◆ Exercise inputs
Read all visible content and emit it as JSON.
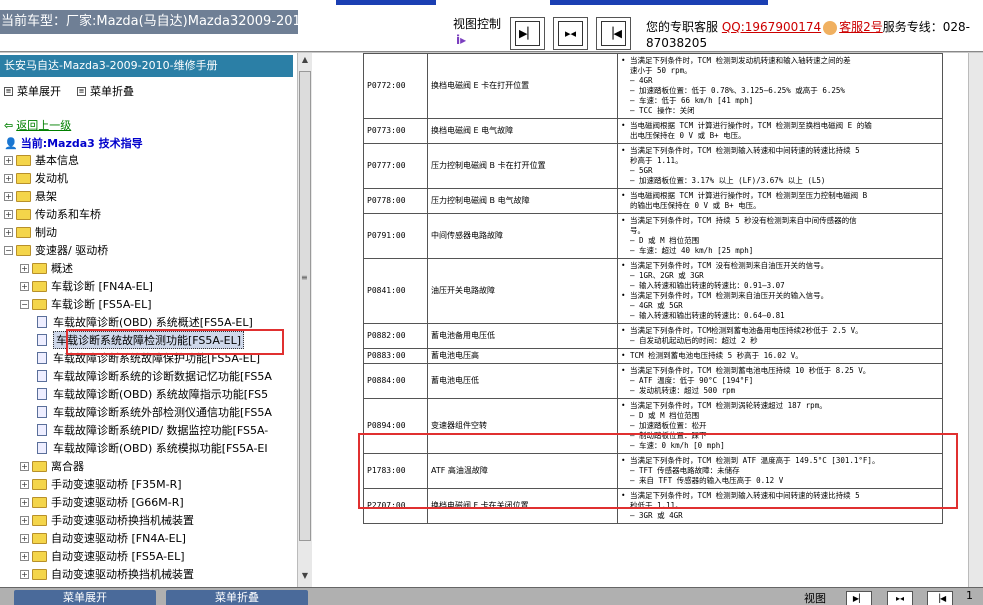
{
  "header": {
    "vehicle": "当前车型：厂家:Mazda(马自达)Mazda32009-2010",
    "view_control": "视图控制",
    "view_logo": "ⅰ▸",
    "nav_icons": [
      "next-page-icon",
      "fit-page-icon",
      "prev-page-icon"
    ],
    "service_prefix": "您的专职客服",
    "qq": "QQ:1967900174",
    "kf": "客服2号",
    "hotline_label": "服务专线：028-",
    "hotline_num": "87038205"
  },
  "sidebar": {
    "manual_title": "长安马自达-Mazda3-2009-2010-维修手册",
    "expand_label": "菜单展开",
    "collapse_label": "菜单折叠",
    "back_label": "返回上一级",
    "current_label": "当前:Mazda3 技术指导",
    "tree": [
      {
        "label": "基本信息",
        "level": 0,
        "type": "folder",
        "exp": "+"
      },
      {
        "label": "发动机",
        "level": 0,
        "type": "folder",
        "exp": "+"
      },
      {
        "label": "悬架",
        "level": 0,
        "type": "folder",
        "exp": "+"
      },
      {
        "label": "传动系和车桥",
        "level": 0,
        "type": "folder",
        "exp": "+"
      },
      {
        "label": "制动",
        "level": 0,
        "type": "folder",
        "exp": "+"
      },
      {
        "label": "变速器/ 驱动桥",
        "level": 0,
        "type": "folder",
        "exp": "−"
      },
      {
        "label": "概述",
        "level": 1,
        "type": "folder",
        "exp": "+"
      },
      {
        "label": "车载诊断 [FN4A-EL]",
        "level": 1,
        "type": "folder",
        "exp": "+"
      },
      {
        "label": "车载诊断 [FS5A-EL]",
        "level": 1,
        "type": "folder",
        "exp": "−"
      },
      {
        "label": "车载故障诊断(OBD) 系统概述[FS5A-EL]",
        "level": 2,
        "type": "doc"
      },
      {
        "label": "车载诊断系统故障检测功能[FS5A-EL]",
        "level": 2,
        "type": "doc",
        "selected": true
      },
      {
        "label": "车载故障诊断系统故障保护功能[FS5A-EL]",
        "level": 2,
        "type": "doc"
      },
      {
        "label": "车载故障诊断系统的诊断数据记忆功能[FS5A",
        "level": 2,
        "type": "doc"
      },
      {
        "label": "车载故障诊断(OBD) 系统故障指示功能[FS5",
        "level": 2,
        "type": "doc"
      },
      {
        "label": "车载故障诊断系统外部检测仪通信功能[FS5A",
        "level": 2,
        "type": "doc"
      },
      {
        "label": "车载故障诊断系统PID/ 数据监控功能[FS5A-",
        "level": 2,
        "type": "doc"
      },
      {
        "label": "车载故障诊断(OBD) 系统模拟功能[FS5A-EI",
        "level": 2,
        "type": "doc"
      },
      {
        "label": "离合器",
        "level": 1,
        "type": "folder",
        "exp": "+"
      },
      {
        "label": "手动变速驱动桥 [F35M-R]",
        "level": 1,
        "type": "folder",
        "exp": "+"
      },
      {
        "label": "手动变速驱动桥 [G66M-R]",
        "level": 1,
        "type": "folder",
        "exp": "+"
      },
      {
        "label": "手动变速驱动桥换挡机械装置",
        "level": 1,
        "type": "folder",
        "exp": "+"
      },
      {
        "label": "自动变速驱动桥 [FN4A-EL]",
        "level": 1,
        "type": "folder",
        "exp": "+"
      },
      {
        "label": "自动变速驱动桥 [FS5A-EL]",
        "level": 1,
        "type": "folder",
        "exp": "+"
      },
      {
        "label": "自动变速驱动桥换挡机械装置",
        "level": 1,
        "type": "folder",
        "exp": "+"
      }
    ]
  },
  "table": {
    "rows": [
      {
        "code": "P0772:00",
        "name": "换档电磁阀 E 卡在打开位置",
        "cond": [
          [
            "b",
            "• 当满足下列条件时，TCM 检测到发动机转速和输入轴转速之间的差"
          ],
          [
            "s",
            "速小于 50 rpm。"
          ],
          [
            "s",
            "— 4GR"
          ],
          [
            "s",
            "— 加速踏板位置：低于 0.78%、3.125—6.25% 或高于 6.25%"
          ],
          [
            "s",
            "— 车速：低于 66 km/h [41 mph]"
          ],
          [
            "s",
            "— TCC 操作：关闭"
          ]
        ]
      },
      {
        "code": "P0773:00",
        "name": "换档电磁阀 E 电气故障",
        "cond": [
          [
            "b",
            "• 当电磁阀根据 TCM 计算进行操作时，TCM 检测到至换档电磁阀 E 的输"
          ],
          [
            "s",
            "出电压保持在 0 V 或 B+ 电压。"
          ]
        ]
      },
      {
        "code": "P0777:00",
        "name": "压力控制电磁阀 B 卡在打开位置",
        "cond": [
          [
            "b",
            "• 当满足下列条件时，TCM 检测到输入转速和中间转速的转速比持续 5"
          ],
          [
            "s",
            "秒高于 1.11。"
          ],
          [
            "s",
            "— 5GR"
          ],
          [
            "s",
            "— 加速踏板位置：3.17% 以上 (LF)/3.67% 以上 (L5)"
          ]
        ]
      },
      {
        "code": "P0778:00",
        "name": "压力控制电磁阀 B 电气故障",
        "cond": [
          [
            "b",
            "• 当电磁阀根据 TCM 计算进行操作时，TCM 检测到至压力控制电磁阀 B"
          ],
          [
            "s",
            "的输出电压保持在 0 V 或 B+ 电压。"
          ]
        ]
      },
      {
        "code": "P0791:00",
        "name": "中间传感器电路故障",
        "cond": [
          [
            "b",
            "• 当满足下列条件时，TCM 持续 5 秒没有检测到来自中间传感器的信"
          ],
          [
            "s",
            "号。"
          ],
          [
            "s",
            "— D 或 M 档位范围"
          ],
          [
            "s",
            "— 车速：超过 40 km/h [25 mph]"
          ]
        ]
      },
      {
        "code": "P0841:00",
        "name": "油压开关电路故障",
        "cond": [
          [
            "b",
            "• 当满足下列条件时，TCM 没有检测到来自油压开关的信号。"
          ],
          [
            "s",
            "— 1GR、2GR 或 3GR"
          ],
          [
            "s",
            "— 输入转速和输出转速的转速比：0.91—3.07"
          ],
          [
            "b",
            "• 当满足下列条件时，TCM 检测到来自油压开关的输入信号。"
          ],
          [
            "s",
            "— 4GR 或 5GR"
          ],
          [
            "s",
            "— 输入转速和输出转速的转速比：0.64—0.81"
          ]
        ]
      },
      {
        "code": "P0882:00",
        "name": "蓄电池备用电压低",
        "cond": [
          [
            "b",
            "• 当满足下列条件时，TCM检测到蓄电池备用电压持续2秒低于 2.5 V。"
          ],
          [
            "s",
            "— 自发动机起动后的时间：超过 2 秒"
          ]
        ]
      },
      {
        "code": "P0883:00",
        "name": "蓄电池电压高",
        "cond": [
          [
            "b",
            "• TCM 检测到蓄电池电压持续 5 秒高于 16.02 V。"
          ]
        ]
      },
      {
        "code": "P0884:00",
        "name": "蓄电池电压低",
        "cond": [
          [
            "b",
            "• 当满足下列条件时，TCM 检测到蓄电池电压持续 10 秒低于 8.25 V。"
          ],
          [
            "s",
            "— ATF 温度：低于 90°C [194°F]"
          ],
          [
            "s",
            "— 发动机转速：超过 500 rpm"
          ]
        ]
      },
      {
        "code": "P0894:00",
        "name": "变速器组件空转",
        "cond": [
          [
            "b",
            "• 当满足下列条件时，TCM 检测到涡轮转速超过 187 rpm。"
          ],
          [
            "s",
            "— D 或 M 档位范围"
          ],
          [
            "s",
            "— 加速踏板位置：松开"
          ],
          [
            "s",
            "— 制动踏板位置：踩下"
          ],
          [
            "s",
            "— 车速：0 km/h [0 mph]"
          ]
        ]
      },
      {
        "code": "P1783:00",
        "name": "ATF 高油温故障",
        "cond": [
          [
            "b",
            "• 当满足下列条件时，TCM 检测到 ATF 温度高于 149.5°C [301.1°F]。"
          ],
          [
            "s",
            "— TFT 传感器电路故障：未储存"
          ],
          [
            "s",
            "— 来自 TFT 传感器的输入电压高于 0.12 V"
          ]
        ]
      },
      {
        "code": "P2707:00",
        "name": "换档电磁阀 F 卡在关闭位置",
        "cond": [
          [
            "b",
            "• 当满足下列条件时，TCM 检测到输入转速和中间转速的转速比持续 5"
          ],
          [
            "s",
            "秒低于 1.11。"
          ],
          [
            "s",
            "— 3GR 或 4GR"
          ]
        ]
      }
    ]
  },
  "bottom": {
    "expand_label": "菜单展开",
    "collapse_label": "菜单折叠",
    "view_label": "视图",
    "page_number": "1"
  },
  "colors": {
    "highlight_box": "#e03030",
    "title_strip": "#6f7f95",
    "manual_title_bg": "#2b7fa6"
  }
}
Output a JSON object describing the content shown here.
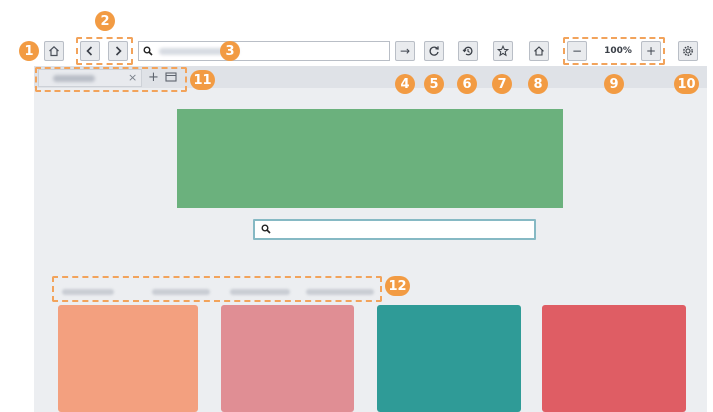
{
  "browser": {
    "toolbar": {
      "home_icon": "home-icon",
      "back_icon": "chevron-left-icon",
      "forward_icon": "chevron-right-icon",
      "go_arrow": "→",
      "refresh_icon": "refresh-icon",
      "history_icon": "history-icon",
      "bookmark_icon": "star-icon",
      "home2_icon": "home-outline-icon",
      "zoom_out": "−",
      "zoom_level": "100%",
      "zoom_in": "+",
      "settings_icon": "gear-icon"
    },
    "tabs": {
      "close": "×",
      "new_tab": "+",
      "tab_list_icon": "tab-list-icon"
    },
    "search_icon": "search-icon"
  },
  "callouts": [
    "1",
    "2",
    "3",
    "4",
    "5",
    "6",
    "7",
    "8",
    "9",
    "10",
    "11",
    "12"
  ],
  "colors": {
    "callout": "#f29b43",
    "banner": "#6bb17d",
    "tile_1": "#f3a07f",
    "tile_2": "#e08e94",
    "tile_3": "#2f9b97",
    "tile_4": "#df5d64"
  }
}
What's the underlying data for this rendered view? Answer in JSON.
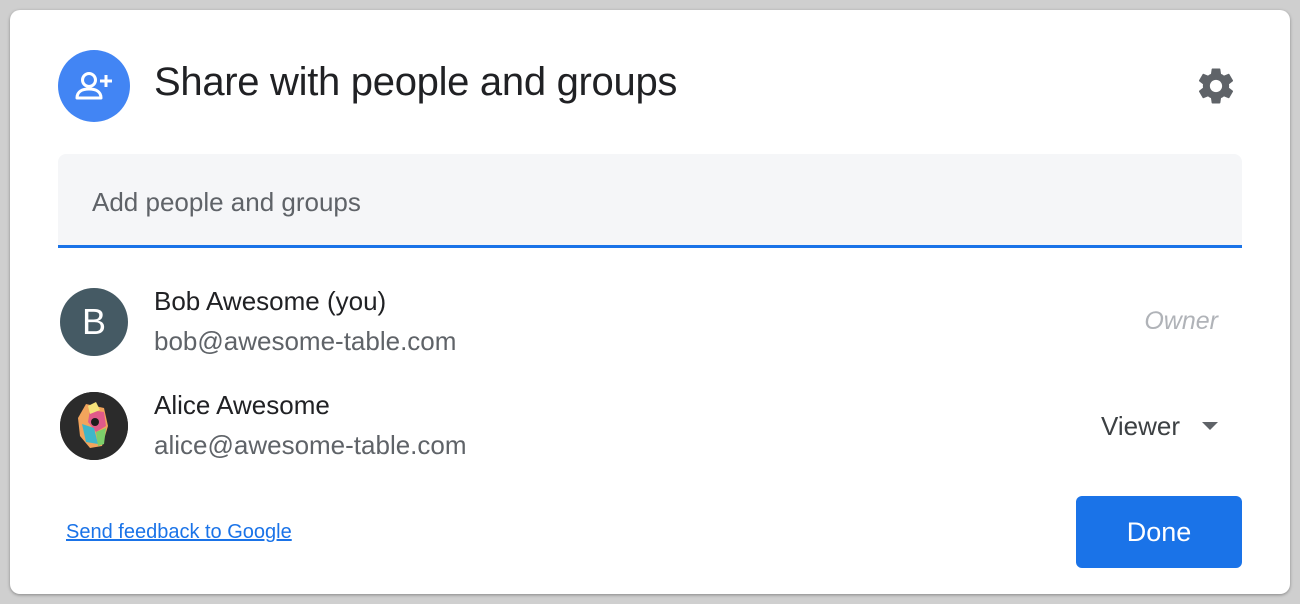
{
  "dialog": {
    "title": "Share with people and groups",
    "header_icon": "person-add-icon",
    "settings_icon": "gear-icon"
  },
  "add_field": {
    "placeholder": "Add people and groups",
    "value": ""
  },
  "people": [
    {
      "avatar_letter": "B",
      "name": "Bob Awesome (you)",
      "email": "bob@awesome-table.com",
      "role": "Owner"
    },
    {
      "avatar_icon": "user-photo",
      "name": "Alice Awesome",
      "email": "alice@awesome-table.com",
      "role": "Viewer"
    }
  ],
  "footer": {
    "feedback_link": "Send feedback to Google",
    "done_button": "Done"
  },
  "colors": {
    "accent": "#1a73e8",
    "header_icon_bg": "#4285f4",
    "avatar_bob_bg": "#455a64"
  }
}
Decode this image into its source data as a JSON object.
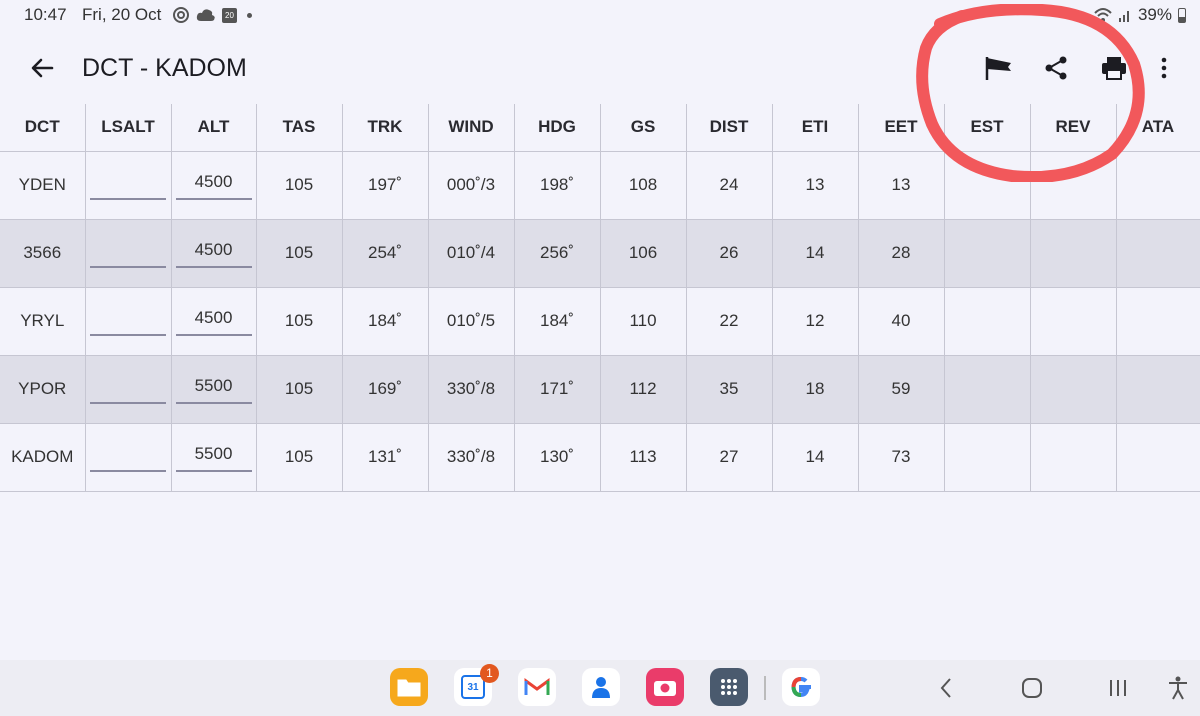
{
  "status_bar": {
    "time": "10:47",
    "date": "Fri, 20 Oct",
    "calendar_day": "20",
    "battery": "39%"
  },
  "app_bar": {
    "title": "DCT - KADOM",
    "icons": [
      "back-arrow-icon",
      "windsock-icon",
      "share-icon",
      "print-icon",
      "more-vert-icon"
    ]
  },
  "table": {
    "columns": [
      "DCT",
      "LSALT",
      "ALT",
      "TAS",
      "TRK",
      "WIND",
      "HDG",
      "GS",
      "DIST",
      "ETI",
      "EET",
      "EST",
      "REV",
      "ATA"
    ],
    "rows": [
      {
        "dct": "YDEN",
        "lsalt": "",
        "alt": "4500",
        "tas": "105",
        "trk": "197˚",
        "wind": "000˚/3",
        "hdg": "198˚",
        "gs": "108",
        "dist": "24",
        "eti": "13",
        "eet": "13",
        "est": "",
        "rev": "",
        "ata": ""
      },
      {
        "dct": "3566",
        "lsalt": "",
        "alt": "4500",
        "tas": "105",
        "trk": "254˚",
        "wind": "010˚/4",
        "hdg": "256˚",
        "gs": "106",
        "dist": "26",
        "eti": "14",
        "eet": "28",
        "est": "",
        "rev": "",
        "ata": ""
      },
      {
        "dct": "YRYL",
        "lsalt": "",
        "alt": "4500",
        "tas": "105",
        "trk": "184˚",
        "wind": "010˚/5",
        "hdg": "184˚",
        "gs": "110",
        "dist": "22",
        "eti": "12",
        "eet": "40",
        "est": "",
        "rev": "",
        "ata": ""
      },
      {
        "dct": "YPOR",
        "lsalt": "",
        "alt": "5500",
        "tas": "105",
        "trk": "169˚",
        "wind": "330˚/8",
        "hdg": "171˚",
        "gs": "112",
        "dist": "35",
        "eti": "18",
        "eet": "59",
        "est": "",
        "rev": "",
        "ata": ""
      },
      {
        "dct": "KADOM",
        "lsalt": "",
        "alt": "5500",
        "tas": "105",
        "trk": "131˚",
        "wind": "330˚/8",
        "hdg": "130˚",
        "gs": "113",
        "dist": "27",
        "eti": "14",
        "eet": "73",
        "est": "",
        "rev": "",
        "ata": ""
      }
    ]
  },
  "annotation": {
    "color": "#f2585b"
  },
  "dock": {
    "apps": [
      "my-files-icon",
      "calendar-icon",
      "gmail-icon",
      "contacts-icon",
      "camera-icon",
      "app-drawer-icon",
      "google-icon"
    ],
    "calendar_badge": "1",
    "calendar_day": "31"
  },
  "nav": {
    "icons": [
      "recents-back-icon",
      "home-icon",
      "recents-icon",
      "accessibility-icon"
    ]
  },
  "colors": {
    "background": "#f3f3fb",
    "alt_row": "#dedee8",
    "grid_line": "#c6c6d2"
  }
}
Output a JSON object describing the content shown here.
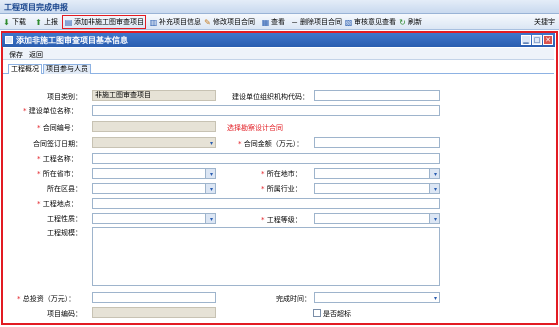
{
  "app": {
    "title": "工程项目完成申报"
  },
  "toolbar": {
    "items": [
      {
        "icon": "down-arrow-icon",
        "label": "下载"
      },
      {
        "icon": "up-arrow-icon",
        "label": "上报"
      },
      {
        "icon": "add-doc-icon",
        "label": "添加非施工图审查项目"
      },
      {
        "icon": "doc-plus-icon",
        "label": "补充项目信息"
      },
      {
        "icon": "edit-pen-icon",
        "label": "修改项目合同"
      },
      {
        "icon": "view-icon",
        "label": "查看"
      },
      {
        "icon": "delete-icon",
        "label": "删除项目合同"
      },
      {
        "icon": "review-icon",
        "label": "审核意见查看"
      },
      {
        "icon": "refresh-icon",
        "label": "刷新"
      }
    ],
    "user": "关捷宇"
  },
  "window": {
    "title": "添加非施工图审查项目基本信息",
    "actions": [
      "保存",
      "返回"
    ]
  },
  "tabs": [
    "工程概况",
    "项目参与人员"
  ],
  "form": {
    "project_type_label": "项目类别：",
    "project_type_value": "非施工图审查项目",
    "org_code_label": "建设单位组织机构代码：",
    "builder_name_label": "建设单位名称：",
    "contract_no_label": "合同编号：",
    "select_contract_note": "选择勘察设计合同",
    "contract_date_label": "合同签订日期：",
    "contract_amount_label": "合同金额（万元）：",
    "project_name_label": "工程名称：",
    "province_label": "所在省市：",
    "city_label": "所在地市：",
    "district_label": "所在区县：",
    "industry_label": "所属行业：",
    "location_label": "工程地点：",
    "nature_label": "工程性质：",
    "grade_label": "工程等级：",
    "scale_label": "工程规模：",
    "total_invest_label": "总投资（万元）：",
    "finish_time_label": "完成时间：",
    "project_code_label": "项目编码：",
    "is_overdue_label": "是否超标"
  }
}
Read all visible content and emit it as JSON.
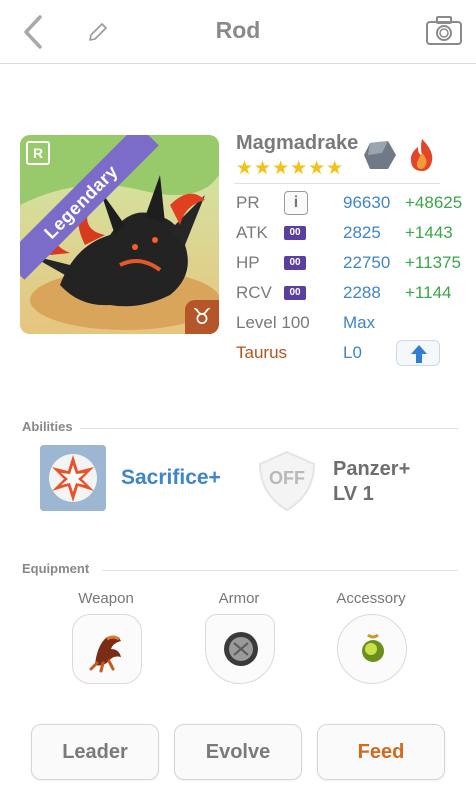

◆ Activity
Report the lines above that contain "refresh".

◆ Task response
      "refresh_icon": "refresh-icon",
        "icon": "refresh-icon",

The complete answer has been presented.